### YOUR GOAL
Would you return the records below character for character, without any images?

### SUPPLIED MATERIAL
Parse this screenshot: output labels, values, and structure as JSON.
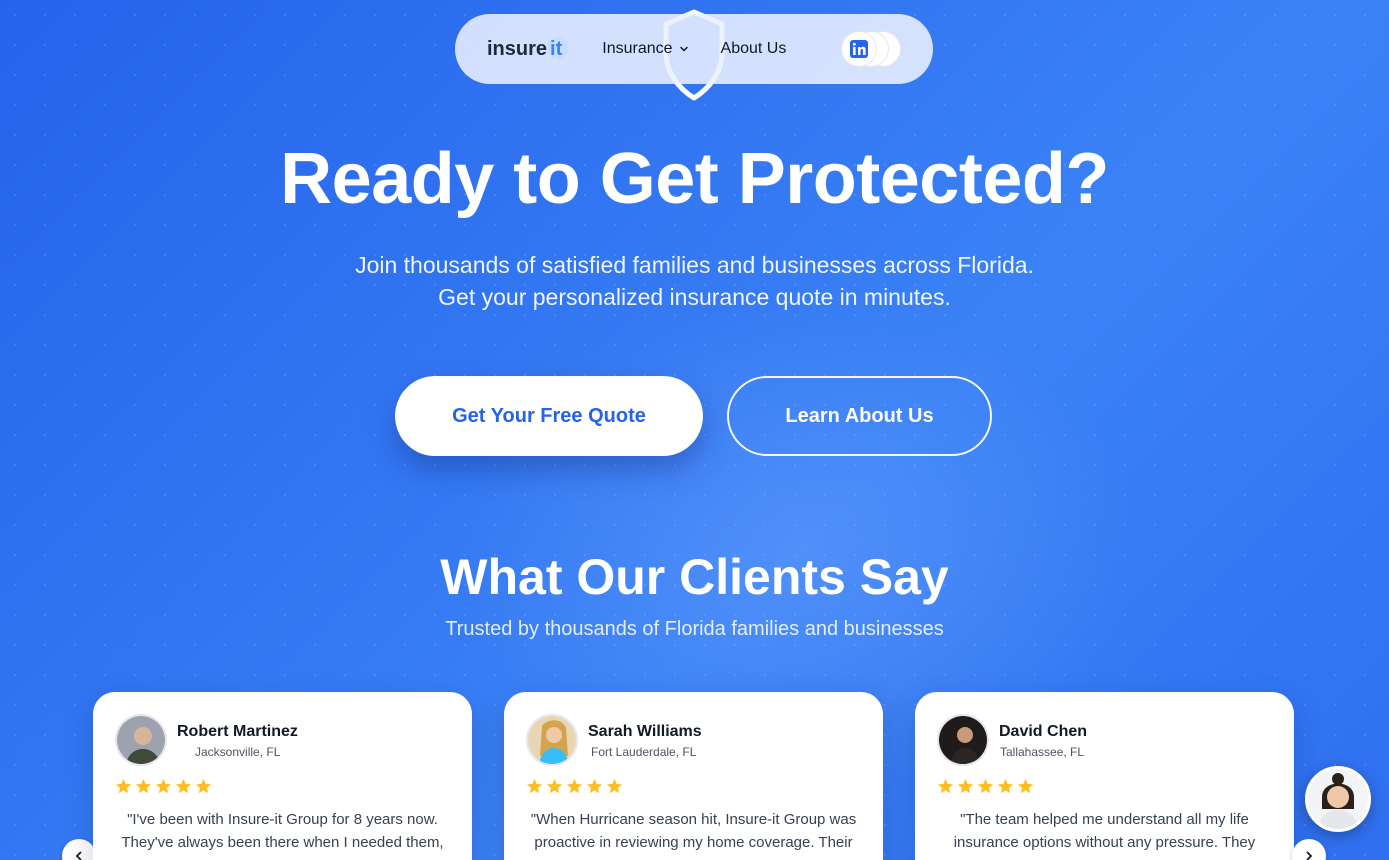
{
  "nav": {
    "logo_part1": "insure",
    "logo_part2": "it",
    "insurance_label": "Insurance",
    "about_label": "About Us",
    "socials": [
      "linkedin-icon",
      "instagram-icon",
      "facebook-icon"
    ]
  },
  "hero": {
    "title": "Ready to Get Protected?",
    "subtitle_line1": "Join thousands of satisfied families and businesses across Florida.",
    "subtitle_line2": "Get your personalized insurance quote in minutes.",
    "primary_button": "Get Your Free Quote",
    "secondary_button": "Learn About Us"
  },
  "testimonials": {
    "title": "What Our Clients Say",
    "subtitle": "Trusted by thousands of Florida families and businesses",
    "cards": [
      {
        "name": "Robert Martinez",
        "location": "Jacksonville, FL",
        "rating": 5,
        "quote": "\"I've been with Insure-it Group for 8 years now. They've always been there when I needed them,"
      },
      {
        "name": "Sarah Williams",
        "location": "Fort Lauderdale, FL",
        "rating": 5,
        "quote": "\"When Hurricane season hit, Insure-it Group was proactive in reviewing my home coverage. Their"
      },
      {
        "name": "David Chen",
        "location": "Tallahassee, FL",
        "rating": 5,
        "quote": "\"The team helped me understand all my life insurance options without any pressure. They"
      }
    ]
  },
  "colors": {
    "background": "#2563eb",
    "accent": "#3b82f6",
    "star": "#fbbf24"
  }
}
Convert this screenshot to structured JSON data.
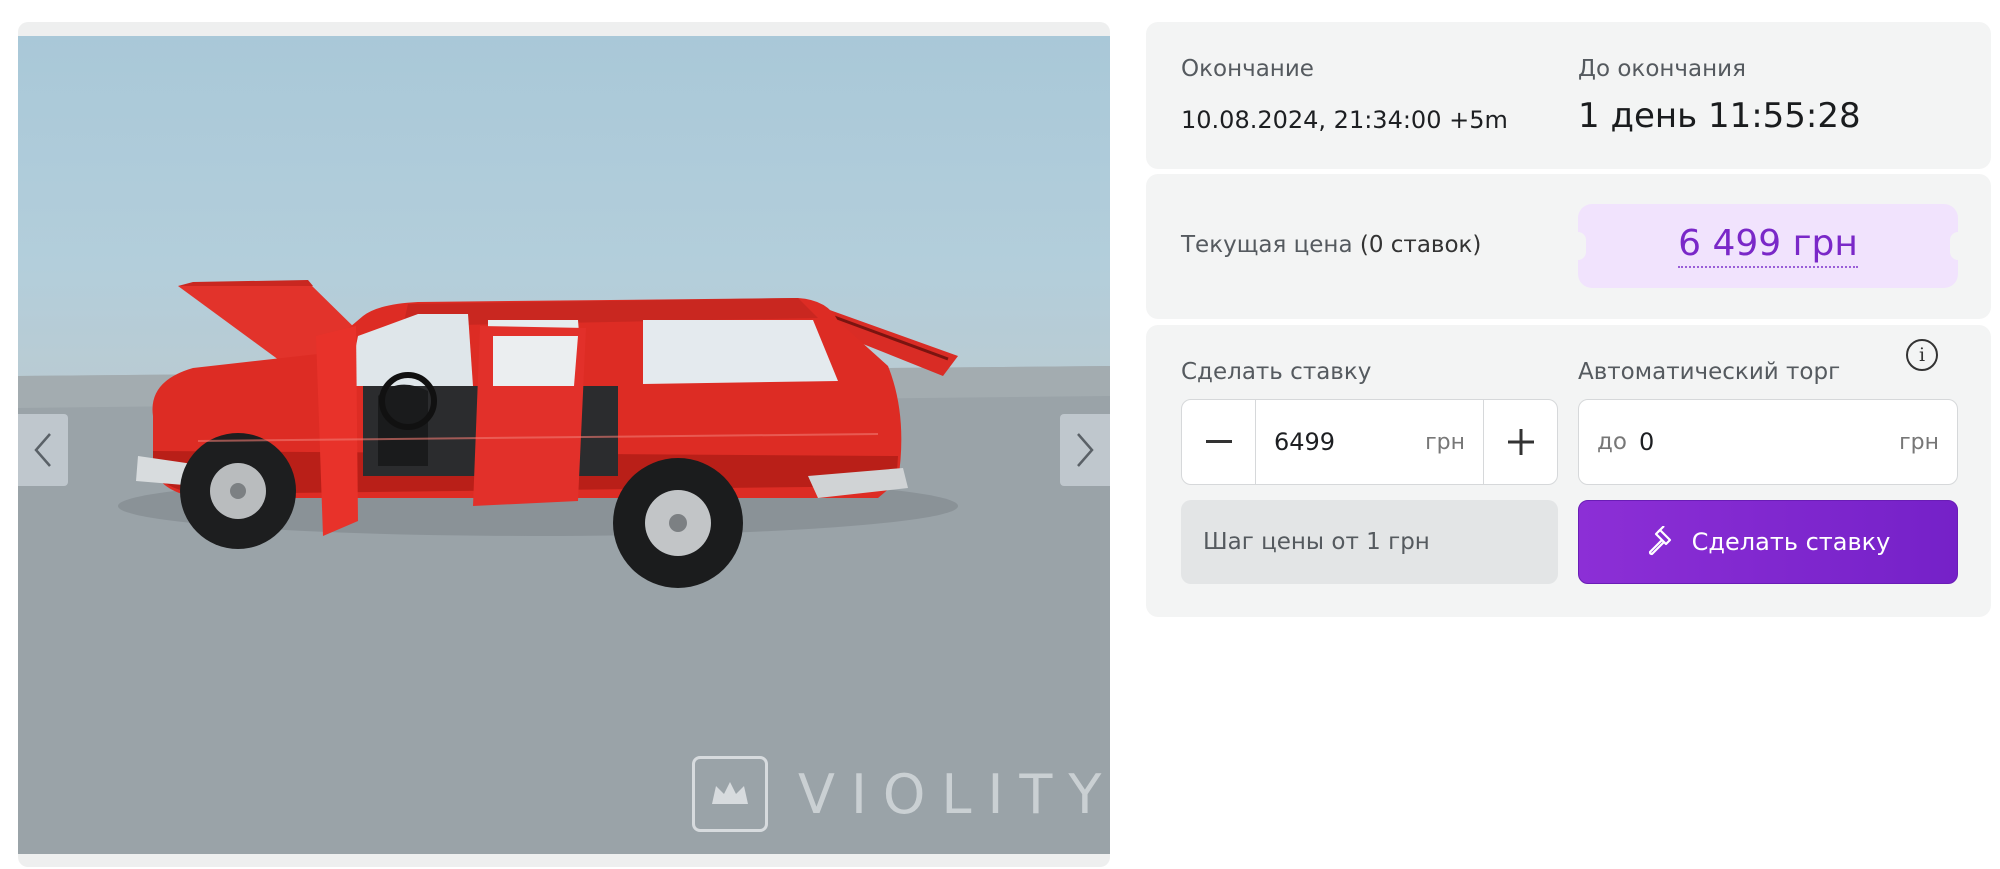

### EXERCISE RESPONSE
Parse this screenshot: output labels, values, and structure as JSON.
{
  "nav": {
    "logo_part1": "insure",
    "logo_part2": "it",
    "insurance_label": "Insurance",
    "about_label": "About Us",
    "socials": [
      "linkedin-icon",
      "instagram-icon",
      "facebook-icon"
    ]
  },
  "hero": {
    "title": "Ready to Get Protected?",
    "subtitle_line1": "Join thousands of satisfied families and businesses across Florida.",
    "subtitle_line2": "Get your personalized insurance quote in minutes.",
    "primary_button": "Get Your Free Quote",
    "secondary_button": "Learn About Us"
  },
  "testimonials": {
    "title": "What Our Clients Say",
    "subtitle": "Trusted by thousands of Florida families and businesses",
    "cards": [
      {
        "name": "Robert Martinez",
        "location": "Jacksonville, FL",
        "rating": 5,
        "quote": "\"I've been with Insure-it Group for 8 years now. They've always been there when I needed them,"
      },
      {
        "name": "Sarah Williams",
        "location": "Fort Lauderdale, FL",
        "rating": 5,
        "quote": "\"When Hurricane season hit, Insure-it Group was proactive in reviewing my home coverage. Their"
      },
      {
        "name": "David Chen",
        "location": "Tallahassee, FL",
        "rating": 5,
        "quote": "\"The team helped me understand all my life insurance options without any pressure. They"
      }
    ]
  },
  "colors": {
    "background": "#2563eb",
    "accent": "#3b82f6",
    "star": "#fbbf24"
  }
}
Convert this screenshot to structured JSON data.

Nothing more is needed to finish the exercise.